Stored items
───

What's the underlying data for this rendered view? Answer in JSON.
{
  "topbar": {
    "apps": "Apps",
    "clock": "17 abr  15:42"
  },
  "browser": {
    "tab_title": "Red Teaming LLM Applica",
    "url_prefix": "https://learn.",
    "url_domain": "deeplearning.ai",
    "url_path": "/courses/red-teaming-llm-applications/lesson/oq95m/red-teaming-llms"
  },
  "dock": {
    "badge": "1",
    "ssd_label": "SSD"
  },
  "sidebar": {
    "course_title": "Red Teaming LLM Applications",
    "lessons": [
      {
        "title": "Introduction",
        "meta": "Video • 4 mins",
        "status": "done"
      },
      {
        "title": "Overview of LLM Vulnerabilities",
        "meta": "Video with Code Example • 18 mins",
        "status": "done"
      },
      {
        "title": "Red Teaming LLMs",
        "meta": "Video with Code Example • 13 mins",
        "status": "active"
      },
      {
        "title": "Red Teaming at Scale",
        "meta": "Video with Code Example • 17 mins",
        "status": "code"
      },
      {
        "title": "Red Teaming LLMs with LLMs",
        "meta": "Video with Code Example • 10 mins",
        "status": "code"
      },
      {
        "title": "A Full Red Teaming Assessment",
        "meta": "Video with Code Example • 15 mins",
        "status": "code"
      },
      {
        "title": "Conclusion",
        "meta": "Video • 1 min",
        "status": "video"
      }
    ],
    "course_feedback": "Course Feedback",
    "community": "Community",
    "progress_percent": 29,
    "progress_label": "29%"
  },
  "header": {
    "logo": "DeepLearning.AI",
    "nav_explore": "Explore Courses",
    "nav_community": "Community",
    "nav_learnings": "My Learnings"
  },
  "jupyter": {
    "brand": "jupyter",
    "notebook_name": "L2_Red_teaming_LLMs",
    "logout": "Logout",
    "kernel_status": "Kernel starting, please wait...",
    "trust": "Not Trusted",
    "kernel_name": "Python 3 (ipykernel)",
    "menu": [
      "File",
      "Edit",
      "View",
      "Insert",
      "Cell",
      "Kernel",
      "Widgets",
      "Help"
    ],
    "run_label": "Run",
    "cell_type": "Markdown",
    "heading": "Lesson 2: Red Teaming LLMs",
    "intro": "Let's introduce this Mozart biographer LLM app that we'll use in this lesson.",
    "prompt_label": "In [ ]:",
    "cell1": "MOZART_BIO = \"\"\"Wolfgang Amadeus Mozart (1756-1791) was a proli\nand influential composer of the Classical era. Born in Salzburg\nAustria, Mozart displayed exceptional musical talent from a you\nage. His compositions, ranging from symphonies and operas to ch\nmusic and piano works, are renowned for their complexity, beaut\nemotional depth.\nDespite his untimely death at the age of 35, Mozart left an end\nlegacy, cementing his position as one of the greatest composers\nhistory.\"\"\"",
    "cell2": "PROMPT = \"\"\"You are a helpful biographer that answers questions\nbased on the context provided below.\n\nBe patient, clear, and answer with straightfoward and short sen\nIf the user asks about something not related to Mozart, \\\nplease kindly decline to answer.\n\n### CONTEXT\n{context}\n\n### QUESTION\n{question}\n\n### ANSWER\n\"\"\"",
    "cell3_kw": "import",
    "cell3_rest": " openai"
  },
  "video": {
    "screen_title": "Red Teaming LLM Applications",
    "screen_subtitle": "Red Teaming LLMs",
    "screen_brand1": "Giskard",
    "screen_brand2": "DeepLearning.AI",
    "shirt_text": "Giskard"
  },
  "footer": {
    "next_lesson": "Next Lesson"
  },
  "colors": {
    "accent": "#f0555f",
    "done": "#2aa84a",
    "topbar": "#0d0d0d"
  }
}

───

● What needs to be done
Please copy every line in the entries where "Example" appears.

● Finished task
        "meta": "Video with Code Example • 18 mins",
        "meta": "Video with Code Example • 13 mins",
        "meta": "Video with Code Example • 17 mins",
        "meta": "Video with Code Example • 10 mins",
        "meta": "Video with Code Example • 15 mins",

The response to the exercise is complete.